The black keys are right there, under your fingers. The key of C is for people who study music.
Irving Berlin, 1962
Irving Berlin: the hit songwriter par excellence. He wrote the songs that made the whole world sing, from 'Alexander's Ragtime Band' to 'White Christmas' to, naturally, 'I Love a Piano'. Mostly, he did it on the black keys. Irving Berlin couldn't read music. 'His' key was F-sharp. To play the scale in the key of F-sharp, start on that black key to the right of F and go up the scale from there. This is not how your piano teacher told you to do it. That's why Berlin said what he did. He wrote an awful lot of super-famous tunes using that key.
But what if the song didn't really shine in F-sharp? What if the singer couldn't hit all the notes? What if the pianist could, well, read music, and really hated the key of F-sharp1? Well, you needed to transpose the tune: put it into another key. Transposition is a complicated business. It gives piano players headaches2. But what if you could transpose the whole piano? Change keys with a flick of the wrist? What a modern idea.
Twenty-first-century keyboardists will smile in a superior way at this point. Of course you can transpose the keyboard. Just press the right combination of buttons on your electronic device of choice. Yamahas do it all the time. What a shame those old-time musicians in the 20th Century were limited to playing those heavy, unwieldy, and totally passé acoustic pianos. They even need to be tuned.
To these smug millennials we retort: Irving Berlin (1888-1989) had a transposing mechanical piano. How about them apples? As he would have said. Watch him transpose here.
How does a transposing piano work? A lever (originally a wheel) shifts the whole keyboard right or left. The keys then realign in front of the relevant strings. The pianist doesn't have to know anything about transposing, just pay attention to the key marker over the centre of the keyboard. The 'extra' keys disappear from view into the slots on either side of the piano.

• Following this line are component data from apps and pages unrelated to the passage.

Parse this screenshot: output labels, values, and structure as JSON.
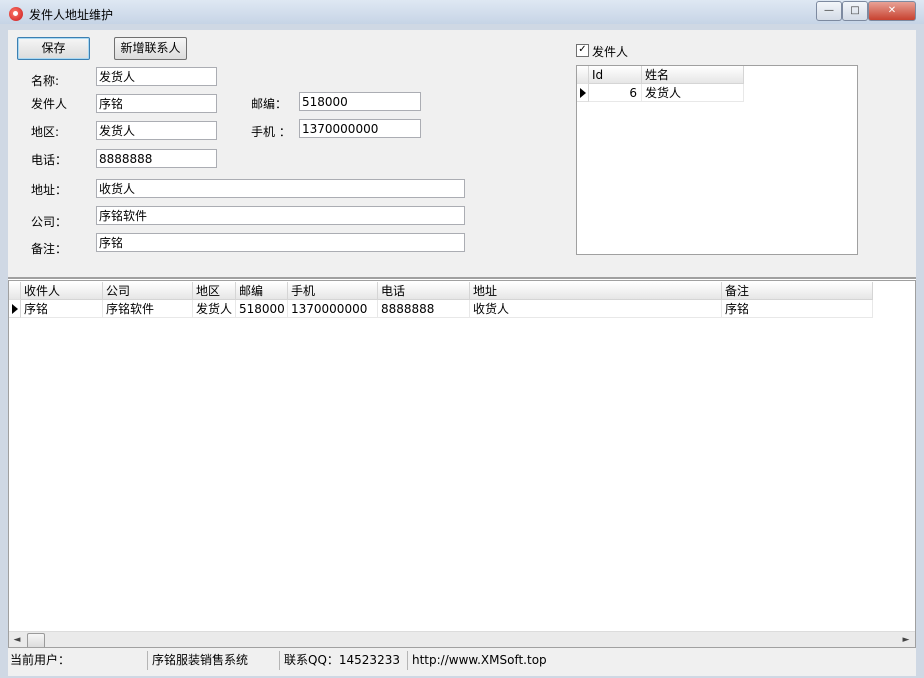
{
  "window": {
    "title": "发件人地址维护",
    "min_glyph": "—",
    "max_glyph": "□",
    "close_glyph": "✕"
  },
  "toolbar": {
    "save_label": "保存",
    "add_contact_label": "新增联系人"
  },
  "form": {
    "name_label": "名称:",
    "name_value": "发货人",
    "sender_label": "发件人",
    "sender_value": "序铭",
    "postcode_label": "邮编：",
    "postcode_value": "518000",
    "region_label": "地区:",
    "region_value": "发货人",
    "mobile_label": "手机 ：",
    "mobile_value": "1370000000",
    "phone_label": "电话：",
    "phone_value": "8888888",
    "address_label": "地址：",
    "address_value": "收货人",
    "company_label": "公司：",
    "company_value": "序铭软件",
    "notes_label": "备注：",
    "notes_value": "序铭"
  },
  "sender_filter": {
    "label": "发件人",
    "checked": true,
    "check_glyph": "✓"
  },
  "sender_grid": {
    "columns": [
      "Id",
      "姓名"
    ],
    "rows": [
      [
        "6",
        "发货人"
      ]
    ]
  },
  "address_grid": {
    "columns": [
      "收件人",
      "公司",
      "地区",
      "邮编",
      "手机",
      "电话",
      "地址",
      "备注"
    ],
    "rows": [
      [
        "序铭",
        "序铭软件",
        "发货人",
        "518000",
        "1370000000",
        "8888888",
        "收货人",
        "序铭"
      ]
    ]
  },
  "scrollbar": {
    "left_glyph": "◄",
    "right_glyph": "►"
  },
  "statusbar": {
    "current_user_label": "当前用户：",
    "system_name": "序铭服装销售系统",
    "contact_qq": "联系QQ：14523233",
    "website": "http://www.XMSoft.top"
  }
}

Irving Berlin could hear his songs in different keys without figuring out how to play them that way. He called it his 'trick' piano. The first one he bought in 1909 cost $100, second-hand3. Expensive at the time, but worth it.
The transposing piano was invented in the 1890s. A leading producer around the turn of the 20th Century was the Heintzman Company of Toronto, Canada, who advertised their wares with photos of leading opera singers of the day, but whose catalogue also cannily included piano dimensions and wood finish types for the discriminating homeowner. (They weren't alone: a contemporary catalogue by another firm emphasises their pianos' 'durability'.)
Coming up with a mechanical solution to transposition wasn't as farfetched as it might seem at first: the demand was there, from 'ear players' who often worked as accompanists in cinemas. Besides, in among the stately grands and parlour uprights, the piano companies often carried a pianola or two. Pianola? That's a 'player piano' to you. The early 1900s were surprisingly high-tech.
Berlin's transposing pianos were made by Weser Brothers, a family firm in New York City. Can you see this piano? Yes, you can. For free. Just visit the National Museum of American Jewish History (NMAJH) in Philadelphia. They bought it from Calvin Weser, and it's on display in the free-to-the-public 'Only in America' section. Berlin's 1940 Weser is now property of the Smithsonian Institution in Washington, DC.